● **Requirement**: Go through the listing below. Copy each line that has the string "Unicorn".

● **Exercise data**:
-=-=-=-=-

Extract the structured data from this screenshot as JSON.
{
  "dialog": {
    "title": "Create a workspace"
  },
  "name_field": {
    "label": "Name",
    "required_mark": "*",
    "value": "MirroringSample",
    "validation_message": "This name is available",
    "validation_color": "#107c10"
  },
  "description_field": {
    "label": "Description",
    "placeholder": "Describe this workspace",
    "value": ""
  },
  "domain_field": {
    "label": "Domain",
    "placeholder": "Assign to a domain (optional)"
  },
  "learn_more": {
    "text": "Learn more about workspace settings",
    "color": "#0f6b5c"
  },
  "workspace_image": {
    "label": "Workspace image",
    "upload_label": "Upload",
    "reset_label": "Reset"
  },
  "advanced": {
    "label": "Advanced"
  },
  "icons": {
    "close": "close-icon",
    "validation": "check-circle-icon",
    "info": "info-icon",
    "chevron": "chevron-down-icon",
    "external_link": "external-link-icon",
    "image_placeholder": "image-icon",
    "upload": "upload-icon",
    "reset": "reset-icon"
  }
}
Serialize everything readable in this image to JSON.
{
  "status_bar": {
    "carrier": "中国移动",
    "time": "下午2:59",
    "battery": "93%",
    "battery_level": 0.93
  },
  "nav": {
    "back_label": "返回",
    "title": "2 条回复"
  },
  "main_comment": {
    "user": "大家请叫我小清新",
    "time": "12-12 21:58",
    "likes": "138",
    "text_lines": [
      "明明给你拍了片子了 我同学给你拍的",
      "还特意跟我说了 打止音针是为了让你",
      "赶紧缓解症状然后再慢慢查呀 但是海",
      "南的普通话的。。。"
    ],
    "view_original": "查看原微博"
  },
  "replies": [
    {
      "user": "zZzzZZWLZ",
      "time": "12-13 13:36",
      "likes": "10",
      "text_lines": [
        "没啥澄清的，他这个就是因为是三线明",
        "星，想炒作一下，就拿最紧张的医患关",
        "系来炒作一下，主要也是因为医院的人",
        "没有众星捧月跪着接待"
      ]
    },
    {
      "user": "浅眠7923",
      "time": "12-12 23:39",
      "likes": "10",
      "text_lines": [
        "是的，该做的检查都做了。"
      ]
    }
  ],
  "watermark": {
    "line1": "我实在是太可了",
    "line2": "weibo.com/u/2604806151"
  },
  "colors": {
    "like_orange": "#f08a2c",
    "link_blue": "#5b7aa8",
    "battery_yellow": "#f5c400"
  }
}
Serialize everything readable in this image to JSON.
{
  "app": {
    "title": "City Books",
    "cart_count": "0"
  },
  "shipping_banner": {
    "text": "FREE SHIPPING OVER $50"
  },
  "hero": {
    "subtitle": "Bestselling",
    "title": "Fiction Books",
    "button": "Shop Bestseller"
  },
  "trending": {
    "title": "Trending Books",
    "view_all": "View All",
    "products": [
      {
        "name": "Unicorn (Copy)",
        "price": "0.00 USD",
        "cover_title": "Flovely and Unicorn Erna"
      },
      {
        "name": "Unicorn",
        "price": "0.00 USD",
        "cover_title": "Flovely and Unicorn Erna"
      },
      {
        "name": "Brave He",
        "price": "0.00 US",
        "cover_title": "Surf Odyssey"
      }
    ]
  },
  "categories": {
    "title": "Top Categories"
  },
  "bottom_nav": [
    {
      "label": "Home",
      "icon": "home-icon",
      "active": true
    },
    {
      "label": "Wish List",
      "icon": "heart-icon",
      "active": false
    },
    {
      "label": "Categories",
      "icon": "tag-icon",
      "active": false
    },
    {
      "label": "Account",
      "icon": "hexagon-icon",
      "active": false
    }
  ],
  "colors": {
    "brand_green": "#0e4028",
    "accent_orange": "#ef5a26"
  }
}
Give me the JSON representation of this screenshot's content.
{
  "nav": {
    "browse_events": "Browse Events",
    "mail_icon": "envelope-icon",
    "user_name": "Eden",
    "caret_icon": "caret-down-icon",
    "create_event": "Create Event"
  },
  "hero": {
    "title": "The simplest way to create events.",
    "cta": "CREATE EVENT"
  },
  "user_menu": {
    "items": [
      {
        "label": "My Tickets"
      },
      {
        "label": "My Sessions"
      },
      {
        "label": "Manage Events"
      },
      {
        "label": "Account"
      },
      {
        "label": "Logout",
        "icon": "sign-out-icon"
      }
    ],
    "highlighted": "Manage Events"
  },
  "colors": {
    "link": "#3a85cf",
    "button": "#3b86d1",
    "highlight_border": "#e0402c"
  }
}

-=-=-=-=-

● **Written response**:
        "name": "Unicorn (Copy)",
        "cover_title": "Flovely and Unicorn Erna"
        "name": "Unicorn",
        "cover_title": "Flovely and Unicorn Erna"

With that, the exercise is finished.